● **THE TASK**
Return each record shown below exactly, with none omitted.

Dataset rows describing interfaces
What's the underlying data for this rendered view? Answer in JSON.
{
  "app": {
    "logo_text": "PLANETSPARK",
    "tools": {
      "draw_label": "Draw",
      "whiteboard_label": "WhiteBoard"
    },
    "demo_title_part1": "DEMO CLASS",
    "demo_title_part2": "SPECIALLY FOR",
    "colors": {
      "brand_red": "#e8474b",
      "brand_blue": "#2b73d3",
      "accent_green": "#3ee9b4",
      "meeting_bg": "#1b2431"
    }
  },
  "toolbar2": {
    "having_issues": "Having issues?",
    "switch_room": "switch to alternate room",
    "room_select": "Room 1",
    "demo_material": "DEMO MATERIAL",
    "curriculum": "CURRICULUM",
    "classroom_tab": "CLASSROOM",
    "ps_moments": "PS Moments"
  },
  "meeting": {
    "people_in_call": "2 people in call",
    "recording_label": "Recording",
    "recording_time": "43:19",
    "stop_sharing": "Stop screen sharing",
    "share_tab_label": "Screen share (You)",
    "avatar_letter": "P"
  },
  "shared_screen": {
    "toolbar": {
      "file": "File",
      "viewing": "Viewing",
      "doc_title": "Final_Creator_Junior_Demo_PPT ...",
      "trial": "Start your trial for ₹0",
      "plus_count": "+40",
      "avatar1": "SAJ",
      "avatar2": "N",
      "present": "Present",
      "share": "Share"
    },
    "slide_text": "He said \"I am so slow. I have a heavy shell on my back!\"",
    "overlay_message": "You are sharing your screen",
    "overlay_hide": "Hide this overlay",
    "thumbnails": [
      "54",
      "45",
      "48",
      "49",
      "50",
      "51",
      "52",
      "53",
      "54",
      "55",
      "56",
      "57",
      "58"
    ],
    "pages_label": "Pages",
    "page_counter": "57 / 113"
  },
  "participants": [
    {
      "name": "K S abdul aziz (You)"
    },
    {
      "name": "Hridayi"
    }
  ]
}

● **ANSWER TO THE EXERCISE**
What's the underlying data for this rendered view? Answer in JSON.
{
  "app": {
    "logo_text": "PLANETSPARK",
    "tools": {
      "draw_label": "Draw",
      "whiteboard_label": "WhiteBoard"
    },
    "demo_title_part1": "DEMO CLASS",
    "demo_title_part2": "SPECIALLY FOR",
    "colors": {
      "brand_red": "#e8474b",
      "brand_blue": "#2b73d3",
      "accent_green": "#3ee9b4",
      "meeting_bg": "#1b2431"
    }
  },
  "toolbar2": {
    "having_issues": "Having issues?",
    "switch_room": "switch to alternate room",
    "room_select": "Room 1",
    "demo_material": "DEMO MATERIAL",
    "curriculum": "CURRICULUM",
    "classroom_tab": "CLASSROOM",
    "ps_moments": "PS Moments"
  },
  "meeting": {
    "people_in_call": "2 people in call",
    "recording_label": "Recording",
    "recording_time": "43:19",
    "stop_sharing": "Stop screen sharing",
    "share_tab_label": "Screen share (You)",
    "avatar_letter": "P"
  },
  "shared_screen": {
    "toolbar": {
      "file": "File",
      "viewing": "Viewing",
      "doc_title": "Final_Creator_Junior_Demo_PPT ...",
      "trial": "Start your trial for ₹0",
      "plus_count": "+40",
      "avatar1": "SAJ",
      "avatar2": "N",
      "present": "Present",
      "share": "Share"
    },
    "slide_text": "He said \"I am so slow. I have a heavy shell on my back!\"",
    "overlay_message": "You are sharing your screen",
    "overlay_hide": "Hide this overlay",
    "thumbnails": [
      "54",
      "45",
      "48",
      "49",
      "50",
      "51",
      "52",
      "53",
      "54",
      "55",
      "56",
      "57",
      "58"
    ],
    "pages_label": "Pages",
    "page_counter": "57 / 113"
  },
  "participants": [
    {
      "name": "K S abdul aziz (You)"
    },
    {
      "name": "Hridayi"
    }
  ]
}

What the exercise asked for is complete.